The expected output is the full set of entries, retyped verbatim, pictures excluded.
Entries shown Start Marker
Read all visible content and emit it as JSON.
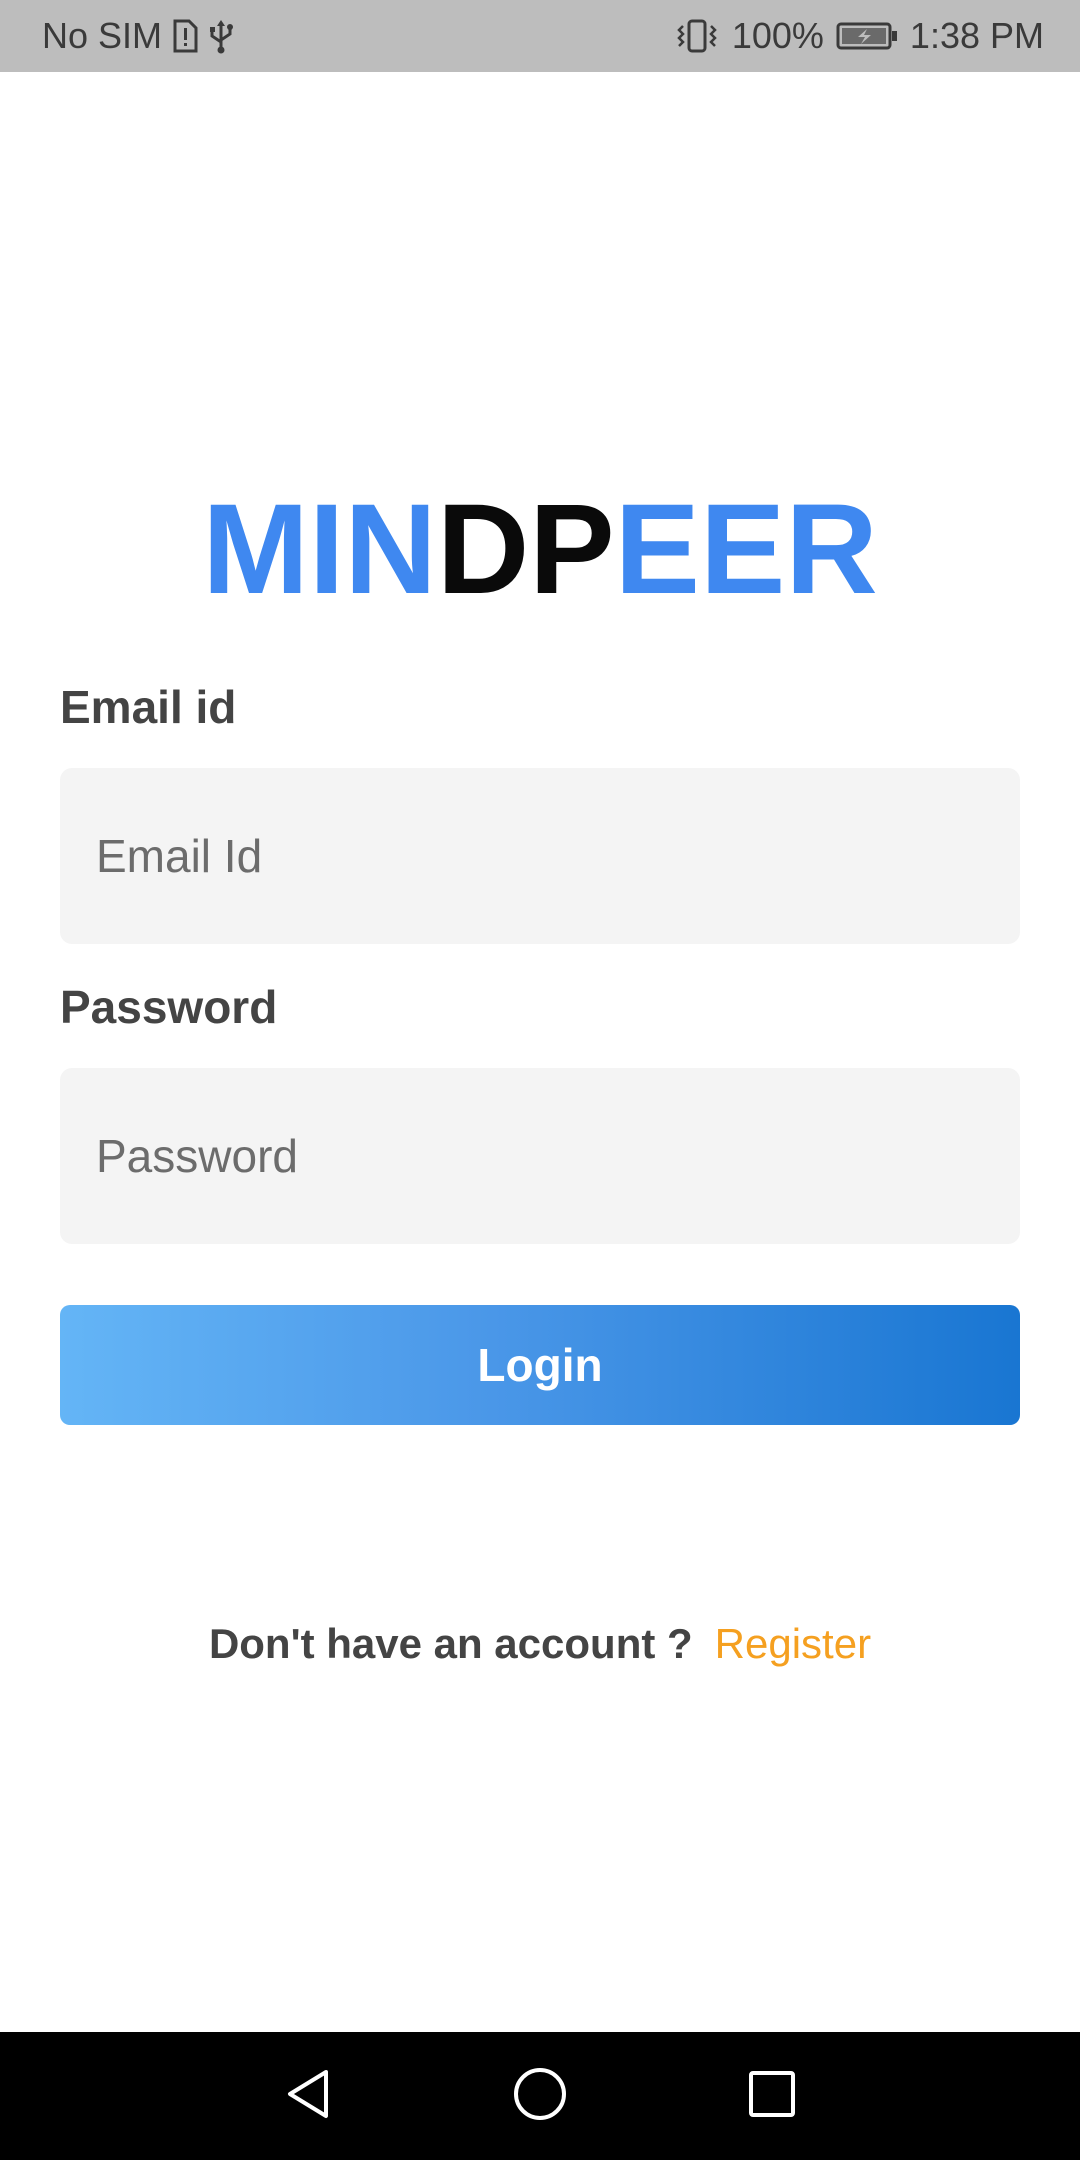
{
  "status_bar": {
    "carrier": "No SIM",
    "battery_percent": "100%",
    "time": "1:38 PM",
    "icons": [
      "sim-alert-icon",
      "usb-icon",
      "vibrate-icon",
      "battery-charging-icon"
    ]
  },
  "logo": {
    "part1": "MIN",
    "part2": "DP",
    "part3": "EER",
    "colors": {
      "accent": "#3f88f0",
      "dark": "#0a0a0a"
    }
  },
  "form": {
    "email_label": "Email id",
    "email_placeholder": "Email Id",
    "email_value": "",
    "password_label": "Password",
    "password_placeholder": "Password",
    "password_value": ""
  },
  "login_button": {
    "label": "Login",
    "gradient": [
      "#64b5f6",
      "#1976d2"
    ]
  },
  "register": {
    "prompt": "Don't have an account ?",
    "link": "Register",
    "link_color": "#f5a020"
  },
  "nav_bar": {
    "buttons": [
      "back-icon",
      "home-icon",
      "recents-icon"
    ]
  }
}
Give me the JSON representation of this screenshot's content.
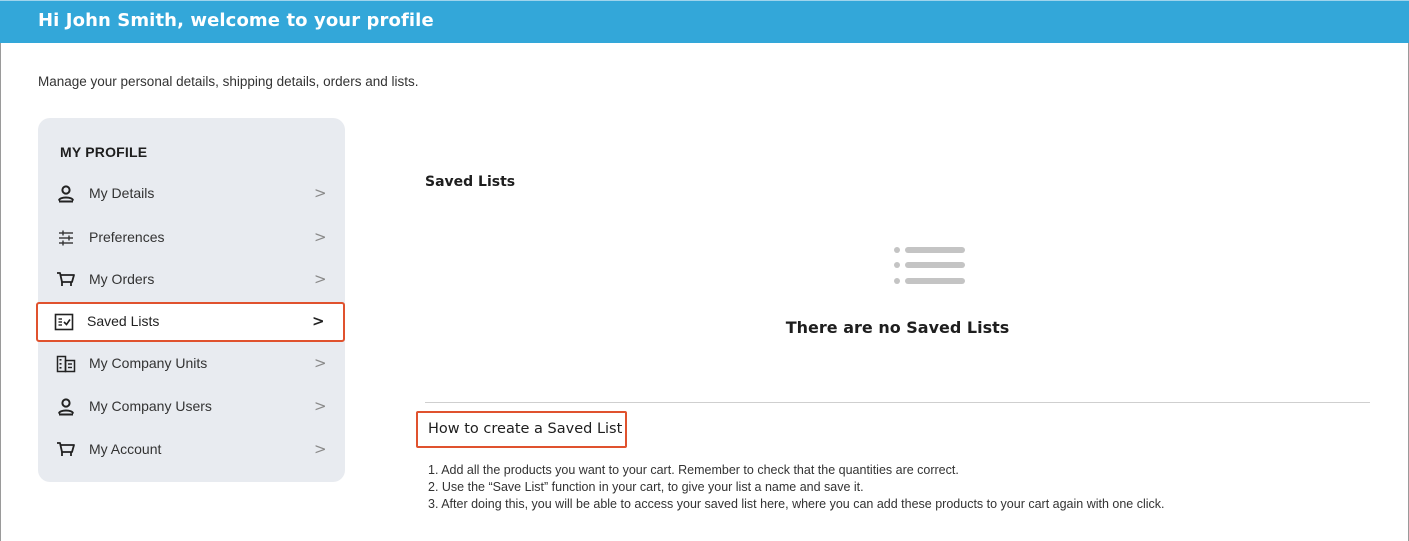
{
  "header": {
    "title": "Hi John Smith, welcome to your profile"
  },
  "subtitle": "Manage your personal details, shipping details, orders and lists.",
  "sidebar": {
    "title": "MY PROFILE",
    "items": [
      {
        "label": "My Details",
        "icon": "user-icon",
        "chevron": ">"
      },
      {
        "label": "Preferences",
        "icon": "sliders-icon",
        "chevron": ">"
      },
      {
        "label": "My Orders",
        "icon": "cart-icon",
        "chevron": ">"
      },
      {
        "label": "Saved Lists",
        "icon": "checklist-icon",
        "chevron": ">",
        "active": true
      },
      {
        "label": "My Company Units",
        "icon": "building-icon",
        "chevron": ">"
      },
      {
        "label": "My Company Users",
        "icon": "user-icon",
        "chevron": ">"
      },
      {
        "label": "My Account",
        "icon": "cart-icon",
        "chevron": ">"
      }
    ]
  },
  "main": {
    "section_title": "Saved Lists",
    "empty_icon": "list-icon",
    "empty_text": "There are no Saved Lists",
    "howto_title": "How to create a Saved List",
    "steps": [
      "1. Add all the products you want to your cart. Remember to check that the quantities are correct.",
      "2. Use the “Save List” function in your cart, to give your list a name and save it.",
      "3. After doing this, you will be able to access your saved list here, where you can add these products to your cart again with one click."
    ]
  },
  "colors": {
    "header_bg": "#33a7d9",
    "sidebar_bg": "#e8ebf0",
    "highlight_border": "#e0522e"
  }
}
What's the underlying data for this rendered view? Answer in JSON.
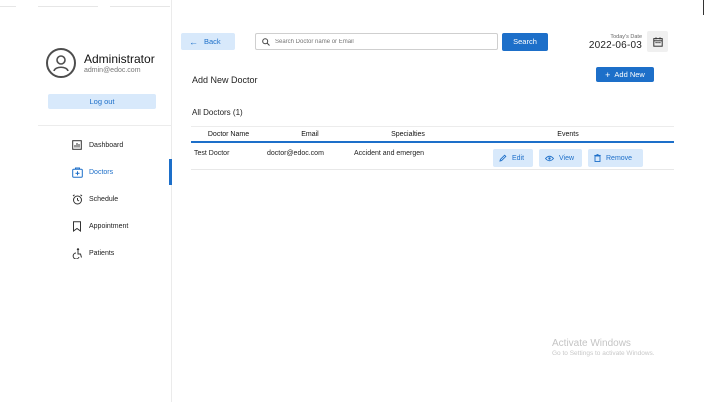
{
  "sidebar": {
    "profile": {
      "name": "Administrator",
      "email": "admin@edoc.com"
    },
    "logout_label": "Log out",
    "nav": [
      {
        "label": "Dashboard",
        "icon": "dashboard-icon",
        "active": false
      },
      {
        "label": "Doctors",
        "icon": "doctor-icon",
        "active": true
      },
      {
        "label": "Schedule",
        "icon": "alarm-icon",
        "active": false
      },
      {
        "label": "Appointment",
        "icon": "bookmark-icon",
        "active": false
      },
      {
        "label": "Patients",
        "icon": "accessibility-icon",
        "active": false
      }
    ]
  },
  "header": {
    "back_label": "Back",
    "search_placeholder": "Search Doctor name or Email",
    "search_value": "",
    "search_button": "Search",
    "date_label": "Today's Date",
    "date_value": "2022-06-03"
  },
  "main": {
    "title": "Add New Doctor",
    "add_button": "Add New",
    "section_title": "All Doctors (1)",
    "table": {
      "columns": [
        "Doctor Name",
        "Email",
        "Specialties",
        "Events"
      ],
      "rows": [
        {
          "name": "Test Doctor",
          "email": "doctor@edoc.com",
          "specialty": "Accident and emergen"
        }
      ],
      "actions": {
        "edit": "Edit",
        "view": "View",
        "remove": "Remove"
      }
    }
  },
  "watermark": {
    "line1": "Activate Windows",
    "line2": "Go to Settings to activate Windows."
  },
  "colors": {
    "accent": "#1d6fc9",
    "accent_light": "#d8e9fb"
  }
}
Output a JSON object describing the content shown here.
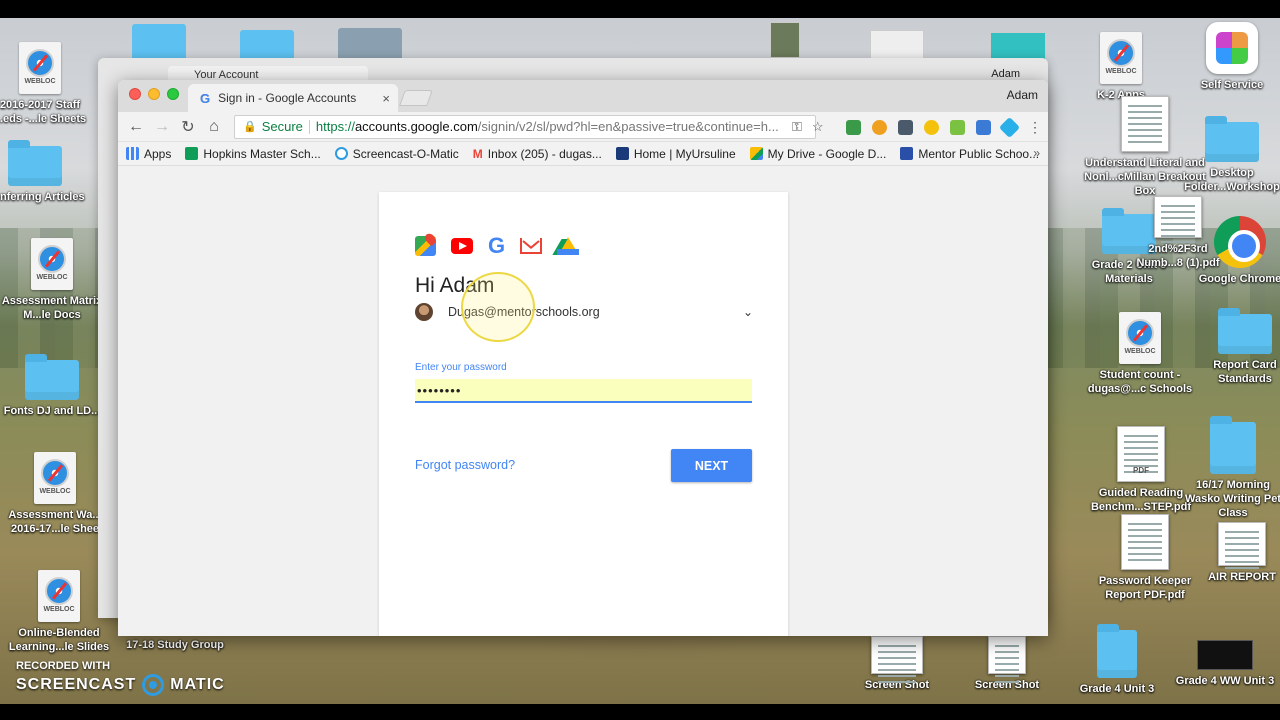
{
  "desktop": {
    "left_icons": [
      {
        "label": "2016-2017 Staff ...eds -...le Sheets",
        "kind": "webloc"
      },
      {
        "label": "Conferring Articles",
        "kind": "folder"
      },
      {
        "label": "Assessment Matrix M...le Docs",
        "kind": "webloc"
      },
      {
        "label": "Fonts DJ and LD...",
        "kind": "folder"
      },
      {
        "label": "Assessment Wa... 2016-17...le Shee",
        "kind": "webloc"
      },
      {
        "label": "Online-Blended Learning...le Slides",
        "kind": "webloc"
      }
    ],
    "right_icons": [
      {
        "label": "K-2 Apps",
        "kind": "webloc"
      },
      {
        "label": "Self Service",
        "kind": "app"
      },
      {
        "label": "Understand Literal and Nonl...cMillan Breakout Box",
        "kind": "doc"
      },
      {
        "label": "Desktop Folder...Workshop",
        "kind": "folder"
      },
      {
        "label": "Grade 2 Unit 3 Materials",
        "kind": "folder"
      },
      {
        "label": "2nd%2F3rd Numb...8 (1).pdf",
        "kind": "doc"
      },
      {
        "label": "Google Chrome",
        "kind": "chrome"
      },
      {
        "label": "Student count - dugas@...c Schools",
        "kind": "webloc"
      },
      {
        "label": "Report Card Standards",
        "kind": "folder"
      },
      {
        "label": "Guided Reading Benchm...STEP.pdf",
        "kind": "pdf"
      },
      {
        "label": "16/17 Morning Wasko Writing Pet Class",
        "kind": "folder"
      },
      {
        "label": "Password Keeper Report PDF.pdf",
        "kind": "doc"
      },
      {
        "label": "AIR REPORT",
        "kind": "doc"
      }
    ],
    "bottom_labels": [
      "17-18 Study Group",
      "Screen Shot",
      "Screen Shot",
      "Grade 4 Unit 3",
      "Grade 4 WW Unit 3"
    ],
    "watermark_small": "RECORDED WITH",
    "watermark_left": "SCREENCAST",
    "watermark_right": "MATIC"
  },
  "bg_window": {
    "tab_title": "Your Account",
    "user": "Adam"
  },
  "window": {
    "user": "Adam",
    "tab": {
      "title": "Sign in - Google Accounts",
      "close": "×"
    },
    "url": {
      "secure_label": "Secure",
      "scheme": "https://",
      "host": "accounts.google.com",
      "path": "/signin/v2/sl/pwd?hl=en&passive=true&continue=h..."
    },
    "bookmarks": [
      {
        "label": "Apps",
        "color": "#4285f4"
      },
      {
        "label": "Hopkins Master Sch...",
        "color": "#0f9d58"
      },
      {
        "label": "Screencast-O-Matic",
        "color": "#2f9be0"
      },
      {
        "label": "Inbox (205) - dugas...",
        "color": "#ea4335"
      },
      {
        "label": "Home | MyUrsuline",
        "color": "#1a3a7a"
      },
      {
        "label": "My Drive - Google D...",
        "color": "#fbbc05"
      },
      {
        "label": "Mentor Public Schoo...",
        "color": "#2a4fa8"
      }
    ],
    "bookmarks_more": "»"
  },
  "signin": {
    "greeting": "Hi Adam",
    "email": "Dugas@mentorschools.org",
    "password_label": "Enter your password",
    "password_value": "••••••••",
    "forgot_label": "Forgot password?",
    "next_label": "NEXT"
  },
  "colors": {
    "accent": "#4285f4",
    "secure_green": "#0b8043",
    "autofill_yellow": "#faffbd"
  }
}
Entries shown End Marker
Written answer:
Read all visible content and emit it as JSON.
{
  "status_bar": {
    "carrier": "No SIM",
    "battery_percent": "100%",
    "time": "1:38 PM",
    "icons": [
      "sim-alert-icon",
      "usb-icon",
      "vibrate-icon",
      "battery-charging-icon"
    ]
  },
  "logo": {
    "part1": "MIN",
    "part2": "DP",
    "part3": "EER",
    "colors": {
      "accent": "#3f88f0",
      "dark": "#0a0a0a"
    }
  },
  "form": {
    "email_label": "Email id",
    "email_placeholder": "Email Id",
    "email_value": "",
    "password_label": "Password",
    "password_placeholder": "Password",
    "password_value": ""
  },
  "login_button": {
    "label": "Login",
    "gradient": [
      "#64b5f6",
      "#1976d2"
    ]
  },
  "register": {
    "prompt": "Don't have an account ?",
    "link": "Register",
    "link_color": "#f5a020"
  },
  "nav_bar": {
    "buttons": [
      "back-icon",
      "home-icon",
      "recents-icon"
    ]
  }
}
Give me the JSON representation of this screenshot's content.
{
  "header": {
    "title": "Hi John Smith, welcome to your profile"
  },
  "subtitle": "Manage your personal details, shipping details, orders and lists.",
  "sidebar": {
    "title": "MY PROFILE",
    "items": [
      {
        "label": "My Details",
        "icon": "user-icon",
        "chevron": ">"
      },
      {
        "label": "Preferences",
        "icon": "sliders-icon",
        "chevron": ">"
      },
      {
        "label": "My Orders",
        "icon": "cart-icon",
        "chevron": ">"
      },
      {
        "label": "Saved Lists",
        "icon": "checklist-icon",
        "chevron": ">",
        "active": true
      },
      {
        "label": "My Company Units",
        "icon": "building-icon",
        "chevron": ">"
      },
      {
        "label": "My Company Users",
        "icon": "user-icon",
        "chevron": ">"
      },
      {
        "label": "My Account",
        "icon": "cart-icon",
        "chevron": ">"
      }
    ]
  },
  "main": {
    "section_title": "Saved Lists",
    "empty_icon": "list-icon",
    "empty_text": "There are no Saved Lists",
    "howto_title": "How to create a Saved List",
    "steps": [
      "1. Add all the products you want to your cart. Remember to check that the quantities are correct.",
      "2. Use the “Save List” function in your cart, to give your list a name and save it.",
      "3. After doing this, you will be able to access your saved list here, where you can add these products to your cart again with one click."
    ]
  },
  "colors": {
    "header_bg": "#33a7d9",
    "sidebar_bg": "#e8ebf0",
    "highlight_border": "#e0522e"
  }
}
What's the underlying data for this rendered view? Answer in JSON.
{
  "sidebar": {
    "profile": {
      "name": "Administrator",
      "email": "admin@edoc.com"
    },
    "logout_label": "Log out",
    "nav": [
      {
        "label": "Dashboard",
        "icon": "dashboard-icon",
        "active": false
      },
      {
        "label": "Doctors",
        "icon": "doctor-icon",
        "active": true
      },
      {
        "label": "Schedule",
        "icon": "alarm-icon",
        "active": false
      },
      {
        "label": "Appointment",
        "icon": "bookmark-icon",
        "active": false
      },
      {
        "label": "Patients",
        "icon": "accessibility-icon",
        "active": false
      }
    ]
  },
  "header": {
    "back_label": "Back",
    "search_placeholder": "Search Doctor name or Email",
    "search_value": "",
    "search_button": "Search",
    "date_label": "Today's Date",
    "date_value": "2022-06-03"
  },
  "main": {
    "title": "Add New Doctor",
    "add_button": "Add New",
    "section_title": "All Doctors (1)",
    "table": {
      "columns": [
        "Doctor Name",
        "Email",
        "Specialties",
        "Events"
      ],
      "rows": [
        {
          "name": "Test Doctor",
          "email": "doctor@edoc.com",
          "specialty": "Accident and emergen"
        }
      ],
      "actions": {
        "edit": "Edit",
        "view": "View",
        "remove": "Remove"
      }
    }
  },
  "watermark": {
    "line1": "Activate Windows",
    "line2": "Go to Settings to activate Windows."
  },
  "colors": {
    "accent": "#1d6fc9",
    "accent_light": "#d8e9fb"
  }
}
Output a JSON object describing the content shown here.
{
  "desktop": {
    "left_icons": [
      {
        "label": "2016-2017 Staff ...eds -...le Sheets",
        "kind": "webloc"
      },
      {
        "label": "Conferring Articles",
        "kind": "folder"
      },
      {
        "label": "Assessment Matrix M...le Docs",
        "kind": "webloc"
      },
      {
        "label": "Fonts DJ and LD...",
        "kind": "folder"
      },
      {
        "label": "Assessment Wa... 2016-17...le Shee",
        "kind": "webloc"
      },
      {
        "label": "Online-Blended Learning...le Slides",
        "kind": "webloc"
      }
    ],
    "right_icons": [
      {
        "label": "K-2 Apps",
        "kind": "webloc"
      },
      {
        "label": "Self Service",
        "kind": "app"
      },
      {
        "label": "Understand Literal and Nonl...cMillan Breakout Box",
        "kind": "doc"
      },
      {
        "label": "Desktop Folder...Workshop",
        "kind": "folder"
      },
      {
        "label": "Grade 2 Unit 3 Materials",
        "kind": "folder"
      },
      {
        "label": "2nd%2F3rd Numb...8 (1).pdf",
        "kind": "doc"
      },
      {
        "label": "Google Chrome",
        "kind": "chrome"
      },
      {
        "label": "Student count - dugas@...c Schools",
        "kind": "webloc"
      },
      {
        "label": "Report Card Standards",
        "kind": "folder"
      },
      {
        "label": "Guided Reading Benchm...STEP.pdf",
        "kind": "pdf"
      },
      {
        "label": "16/17 Morning Wasko Writing Pet Class",
        "kind": "folder"
      },
      {
        "label": "Password Keeper Report PDF.pdf",
        "kind": "doc"
      },
      {
        "label": "AIR REPORT",
        "kind": "doc"
      }
    ],
    "bottom_labels": [
      "17-18 Study Group",
      "Screen Shot",
      "Screen Shot",
      "Grade 4 Unit 3",
      "Grade 4 WW Unit 3"
    ],
    "watermark_small": "RECORDED WITH",
    "watermark_left": "SCREENCAST",
    "watermark_right": "MATIC"
  },
  "bg_window": {
    "tab_title": "Your Account",
    "user": "Adam"
  },
  "window": {
    "user": "Adam",
    "tab": {
      "title": "Sign in - Google Accounts",
      "close": "×"
    },
    "url": {
      "secure_label": "Secure",
      "scheme": "https://",
      "host": "accounts.google.com",
      "path": "/signin/v2/sl/pwd?hl=en&passive=true&continue=h..."
    },
    "bookmarks": [
      {
        "label": "Apps",
        "color": "#4285f4"
      },
      {
        "label": "Hopkins Master Sch...",
        "color": "#0f9d58"
      },
      {
        "label": "Screencast-O-Matic",
        "color": "#2f9be0"
      },
      {
        "label": "Inbox (205) - dugas...",
        "color": "#ea4335"
      },
      {
        "label": "Home | MyUrsuline",
        "color": "#1a3a7a"
      },
      {
        "label": "My Drive - Google D...",
        "color": "#fbbc05"
      },
      {
        "label": "Mentor Public Schoo...",
        "color": "#2a4fa8"
      }
    ],
    "bookmarks_more": "»"
  },
  "signin": {
    "greeting": "Hi Adam",
    "email": "Dugas@mentorschools.org",
    "password_label": "Enter your password",
    "password_value": "••••••••",
    "forgot_label": "Forgot password?",
    "next_label": "NEXT"
  },
  "colors": {
    "accent": "#4285f4",
    "secure_green": "#0b8043",
    "autofill_yellow": "#faffbd"
  }
}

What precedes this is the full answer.